• **EXERCISE BRIEF**: Among the entries below, tally each line containing "this"; respond with the total only.

(Excerpts from an interface dataset)

►

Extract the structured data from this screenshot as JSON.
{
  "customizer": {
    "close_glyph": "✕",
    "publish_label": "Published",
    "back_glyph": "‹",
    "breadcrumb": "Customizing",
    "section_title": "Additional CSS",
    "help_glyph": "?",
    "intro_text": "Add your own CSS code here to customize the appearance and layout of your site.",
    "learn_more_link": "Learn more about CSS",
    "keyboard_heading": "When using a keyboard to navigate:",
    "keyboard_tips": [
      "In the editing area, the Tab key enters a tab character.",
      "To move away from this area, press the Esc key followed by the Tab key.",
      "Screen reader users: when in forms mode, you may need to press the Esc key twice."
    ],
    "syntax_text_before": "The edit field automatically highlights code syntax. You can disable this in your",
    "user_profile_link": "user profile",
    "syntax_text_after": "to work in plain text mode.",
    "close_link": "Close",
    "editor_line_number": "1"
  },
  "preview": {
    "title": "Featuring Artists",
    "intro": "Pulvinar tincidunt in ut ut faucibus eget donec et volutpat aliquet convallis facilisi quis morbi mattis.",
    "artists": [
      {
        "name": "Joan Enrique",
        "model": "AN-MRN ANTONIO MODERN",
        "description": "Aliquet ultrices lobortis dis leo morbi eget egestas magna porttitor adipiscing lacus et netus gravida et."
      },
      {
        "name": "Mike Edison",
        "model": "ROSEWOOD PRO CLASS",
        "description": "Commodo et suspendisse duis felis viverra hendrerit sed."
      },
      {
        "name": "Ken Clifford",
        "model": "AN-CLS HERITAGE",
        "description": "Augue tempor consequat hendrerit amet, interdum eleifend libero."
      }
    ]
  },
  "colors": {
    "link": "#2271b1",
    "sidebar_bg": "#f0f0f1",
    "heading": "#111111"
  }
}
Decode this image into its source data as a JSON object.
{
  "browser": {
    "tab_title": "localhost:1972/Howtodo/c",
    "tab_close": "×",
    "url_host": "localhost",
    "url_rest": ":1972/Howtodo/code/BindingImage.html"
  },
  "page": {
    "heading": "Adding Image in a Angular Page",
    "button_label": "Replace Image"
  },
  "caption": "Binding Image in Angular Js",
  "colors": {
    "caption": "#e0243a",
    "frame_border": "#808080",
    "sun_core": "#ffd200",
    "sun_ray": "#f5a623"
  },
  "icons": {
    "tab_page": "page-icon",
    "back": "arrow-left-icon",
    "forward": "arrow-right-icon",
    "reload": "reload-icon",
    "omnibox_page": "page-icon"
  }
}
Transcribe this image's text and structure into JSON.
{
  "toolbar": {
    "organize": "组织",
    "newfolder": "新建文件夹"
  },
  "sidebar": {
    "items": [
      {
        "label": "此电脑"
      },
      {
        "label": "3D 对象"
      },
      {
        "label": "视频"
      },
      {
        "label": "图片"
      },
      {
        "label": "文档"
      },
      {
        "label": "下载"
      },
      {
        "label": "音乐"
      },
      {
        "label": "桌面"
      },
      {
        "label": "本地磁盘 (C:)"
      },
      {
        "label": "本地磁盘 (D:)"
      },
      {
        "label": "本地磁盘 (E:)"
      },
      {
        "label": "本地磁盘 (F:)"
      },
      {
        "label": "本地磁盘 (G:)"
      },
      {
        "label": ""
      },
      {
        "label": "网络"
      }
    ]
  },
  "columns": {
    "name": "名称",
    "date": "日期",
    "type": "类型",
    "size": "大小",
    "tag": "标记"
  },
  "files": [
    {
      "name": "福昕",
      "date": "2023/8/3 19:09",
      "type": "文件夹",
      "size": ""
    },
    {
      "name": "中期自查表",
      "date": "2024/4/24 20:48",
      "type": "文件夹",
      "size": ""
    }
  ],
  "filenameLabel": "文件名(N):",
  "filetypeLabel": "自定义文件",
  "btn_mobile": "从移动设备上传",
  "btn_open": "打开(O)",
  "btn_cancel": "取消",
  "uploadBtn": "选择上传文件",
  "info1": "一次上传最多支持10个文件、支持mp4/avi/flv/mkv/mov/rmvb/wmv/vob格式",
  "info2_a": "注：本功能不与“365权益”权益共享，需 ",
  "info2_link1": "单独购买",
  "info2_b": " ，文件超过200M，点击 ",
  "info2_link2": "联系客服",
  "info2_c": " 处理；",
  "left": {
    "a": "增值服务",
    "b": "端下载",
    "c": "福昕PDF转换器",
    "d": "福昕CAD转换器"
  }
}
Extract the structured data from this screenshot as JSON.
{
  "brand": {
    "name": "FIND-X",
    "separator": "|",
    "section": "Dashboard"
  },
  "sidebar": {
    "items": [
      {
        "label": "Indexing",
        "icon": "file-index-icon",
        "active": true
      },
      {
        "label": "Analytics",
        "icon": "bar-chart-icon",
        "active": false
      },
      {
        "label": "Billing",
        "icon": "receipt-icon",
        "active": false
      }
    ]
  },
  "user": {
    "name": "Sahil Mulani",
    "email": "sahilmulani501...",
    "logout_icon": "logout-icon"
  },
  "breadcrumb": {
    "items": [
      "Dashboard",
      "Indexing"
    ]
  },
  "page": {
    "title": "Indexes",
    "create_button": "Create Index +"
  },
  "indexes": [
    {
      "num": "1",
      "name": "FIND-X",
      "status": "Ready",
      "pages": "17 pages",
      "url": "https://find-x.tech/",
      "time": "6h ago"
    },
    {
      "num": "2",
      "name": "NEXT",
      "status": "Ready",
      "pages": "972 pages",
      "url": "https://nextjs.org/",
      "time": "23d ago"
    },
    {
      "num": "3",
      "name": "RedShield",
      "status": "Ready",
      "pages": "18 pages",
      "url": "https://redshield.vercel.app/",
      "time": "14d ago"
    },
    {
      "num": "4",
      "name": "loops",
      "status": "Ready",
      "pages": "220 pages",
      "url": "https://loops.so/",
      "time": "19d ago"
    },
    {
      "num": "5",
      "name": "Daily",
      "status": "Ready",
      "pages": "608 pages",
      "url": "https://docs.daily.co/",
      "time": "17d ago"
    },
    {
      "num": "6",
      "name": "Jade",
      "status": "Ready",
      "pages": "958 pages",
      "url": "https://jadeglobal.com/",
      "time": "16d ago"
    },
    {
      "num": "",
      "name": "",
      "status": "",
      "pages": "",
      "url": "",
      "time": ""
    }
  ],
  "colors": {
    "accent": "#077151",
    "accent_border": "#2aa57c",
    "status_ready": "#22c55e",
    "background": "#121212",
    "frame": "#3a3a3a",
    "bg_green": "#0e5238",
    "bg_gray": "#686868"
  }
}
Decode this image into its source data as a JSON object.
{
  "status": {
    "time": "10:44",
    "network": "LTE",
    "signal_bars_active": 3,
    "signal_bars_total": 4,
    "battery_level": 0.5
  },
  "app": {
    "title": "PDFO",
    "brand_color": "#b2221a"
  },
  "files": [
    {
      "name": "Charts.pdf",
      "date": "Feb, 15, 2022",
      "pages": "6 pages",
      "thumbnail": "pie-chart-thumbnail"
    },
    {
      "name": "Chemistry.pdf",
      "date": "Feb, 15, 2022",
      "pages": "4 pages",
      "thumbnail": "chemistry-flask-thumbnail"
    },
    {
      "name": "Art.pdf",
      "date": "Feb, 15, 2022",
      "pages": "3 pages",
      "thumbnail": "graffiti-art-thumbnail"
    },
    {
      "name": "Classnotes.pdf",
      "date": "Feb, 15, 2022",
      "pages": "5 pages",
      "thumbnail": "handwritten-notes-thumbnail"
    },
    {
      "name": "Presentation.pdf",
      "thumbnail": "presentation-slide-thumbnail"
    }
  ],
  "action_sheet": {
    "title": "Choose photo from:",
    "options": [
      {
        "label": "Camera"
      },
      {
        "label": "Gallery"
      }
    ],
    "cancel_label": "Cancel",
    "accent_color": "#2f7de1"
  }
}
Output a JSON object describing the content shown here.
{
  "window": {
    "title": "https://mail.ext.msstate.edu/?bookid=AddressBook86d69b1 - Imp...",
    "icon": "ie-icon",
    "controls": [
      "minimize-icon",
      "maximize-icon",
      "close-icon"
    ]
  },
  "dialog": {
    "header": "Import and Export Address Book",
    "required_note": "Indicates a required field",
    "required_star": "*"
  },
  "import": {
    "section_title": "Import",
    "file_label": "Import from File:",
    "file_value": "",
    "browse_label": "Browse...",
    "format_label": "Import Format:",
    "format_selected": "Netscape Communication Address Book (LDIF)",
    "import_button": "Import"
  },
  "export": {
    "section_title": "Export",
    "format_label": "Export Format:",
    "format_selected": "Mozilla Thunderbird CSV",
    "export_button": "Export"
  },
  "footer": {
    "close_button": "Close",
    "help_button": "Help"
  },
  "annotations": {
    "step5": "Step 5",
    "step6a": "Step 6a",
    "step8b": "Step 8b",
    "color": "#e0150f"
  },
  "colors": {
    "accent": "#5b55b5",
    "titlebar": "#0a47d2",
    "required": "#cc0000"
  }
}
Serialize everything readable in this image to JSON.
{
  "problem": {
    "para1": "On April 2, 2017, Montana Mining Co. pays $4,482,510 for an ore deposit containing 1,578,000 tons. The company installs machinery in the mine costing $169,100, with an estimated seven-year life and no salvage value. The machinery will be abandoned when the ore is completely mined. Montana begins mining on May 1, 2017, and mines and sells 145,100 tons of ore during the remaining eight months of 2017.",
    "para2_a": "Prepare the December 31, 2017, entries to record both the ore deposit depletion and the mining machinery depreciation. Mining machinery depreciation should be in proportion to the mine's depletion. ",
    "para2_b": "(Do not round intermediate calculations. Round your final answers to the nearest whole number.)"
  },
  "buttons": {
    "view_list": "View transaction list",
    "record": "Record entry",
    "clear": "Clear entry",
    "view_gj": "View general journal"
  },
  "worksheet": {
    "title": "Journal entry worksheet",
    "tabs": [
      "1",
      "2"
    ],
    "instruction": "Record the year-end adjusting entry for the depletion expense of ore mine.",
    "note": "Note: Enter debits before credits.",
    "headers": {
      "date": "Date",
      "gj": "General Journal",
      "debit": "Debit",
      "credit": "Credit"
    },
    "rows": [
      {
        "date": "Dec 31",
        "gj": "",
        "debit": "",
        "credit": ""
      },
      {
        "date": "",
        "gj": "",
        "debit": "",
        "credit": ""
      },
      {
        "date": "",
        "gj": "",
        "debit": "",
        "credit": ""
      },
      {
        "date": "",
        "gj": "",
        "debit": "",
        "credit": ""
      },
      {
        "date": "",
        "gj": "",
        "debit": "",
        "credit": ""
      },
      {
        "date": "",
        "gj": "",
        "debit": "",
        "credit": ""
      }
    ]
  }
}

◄

• **ANSWER**: 8